The study is available online.
Researchers caution, however, that flooding, drought conditions or other episodic events in or around the river could change the conditions measurably.
The study, completed by soil scientists Dean Hesterberg, Matt Polizzotto and Carl Crozier, also includes practical considerations for farmers who plan to irrigate crops using Dan River water. They include monitoring water-quality information sources like those hosted by the Environmental Protection Agency; ensuring that irrigated water comes from near the surface rather than from the bottom of the river; avoiding irrigation when total metal concentrations or total suspended solids – the solid particles floating in water, including soil particles eroded into the river as well as ash particles – are elevated above water-quality standards; and testing area agricultural soils and crop tissues annually.

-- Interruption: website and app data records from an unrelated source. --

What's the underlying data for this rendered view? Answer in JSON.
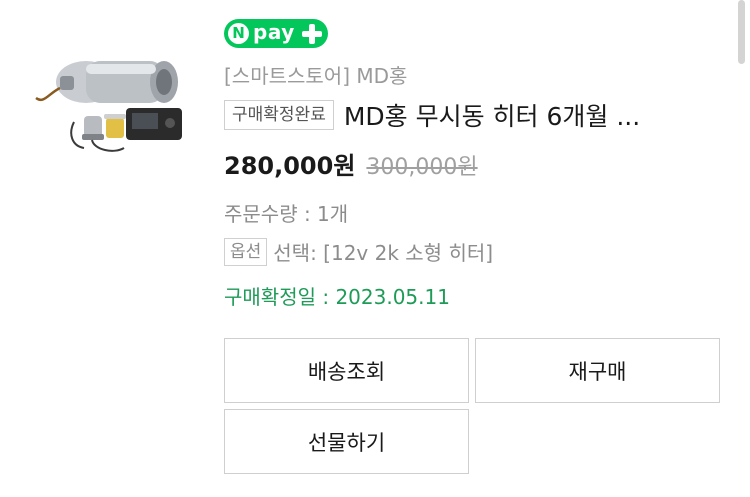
{
  "payment": {
    "brand_label": "pay",
    "brand_initial": "N"
  },
  "order": {
    "store": "[스마트스토어] MD홍",
    "status_badge": "구매확정완료",
    "title": "MD홍 무시동 히터 6개월 ...",
    "price": "280,000원",
    "original_price": "300,000원",
    "quantity": "주문수량 : 1개",
    "option_badge": "옵션",
    "option_text": "선택: [12v 2k 소형 히터]",
    "confirm_date": "구매확정일 : 2023.05.11"
  },
  "buttons": {
    "track": "배송조회",
    "rebuy": "재구매",
    "gift": "선물하기"
  },
  "colors": {
    "npay_green": "#03c75a",
    "confirm_green": "#1f9b58"
  }
}
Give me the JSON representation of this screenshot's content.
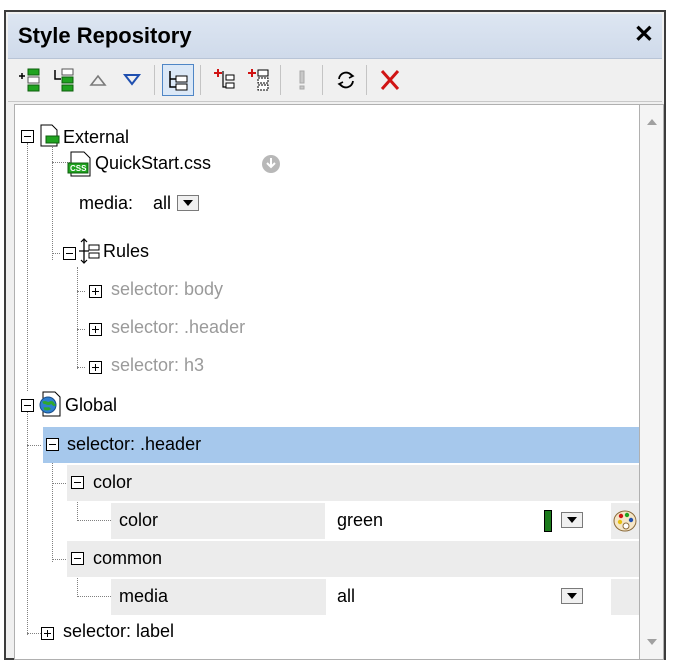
{
  "window": {
    "title": "Style Repository",
    "close_glyph": "✕"
  },
  "toolbar": {
    "buttons": [
      {
        "name": "add-stylesheet-icon"
      },
      {
        "name": "insert-stylesheet-icon"
      },
      {
        "name": "move-up-icon"
      },
      {
        "name": "move-down-icon"
      },
      {
        "name": "toggle-tree-view-icon"
      },
      {
        "name": "add-rule-icon"
      },
      {
        "name": "insert-rule-icon"
      },
      {
        "name": "override-icon"
      },
      {
        "name": "reload-icon"
      },
      {
        "name": "delete-icon"
      }
    ],
    "colors": {
      "green": "#1fa31f",
      "red": "#d01414",
      "blue": "#2050b0"
    }
  },
  "tree": {
    "external": {
      "label": "External",
      "file": "QuickStart.css",
      "media_label": "media:",
      "media_value": "all",
      "rules_label": "Rules",
      "selectors": [
        "selector: body",
        "selector: .header",
        "selector: h3"
      ]
    },
    "global": {
      "label": "Global",
      "selected_selector": "selector: .header",
      "color_group": "color",
      "color_prop": "color",
      "color_value": "green",
      "common_group": "common",
      "media_prop": "media",
      "media_value": "all",
      "other_selector": "selector: label"
    },
    "highlight_color": "#a6c8ec",
    "group_band_color": "#ececec",
    "color_swatch": "#1b7a1b"
  }
}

“We wanted to provide some answers for people with agricultural needs who live near the Dan River,” Hesterberg said. “We used the available water-quality data to provide an assessment for agricultural uses, but this study does not address water quality for human consumption or sediment issues associated with the spill.”
The unfunded study serves as a response to questions about the spill’s agricultural impacts from farmers and N.C. Cooperative Extension Service agents who live and work near the Dan River.
– kulikowski –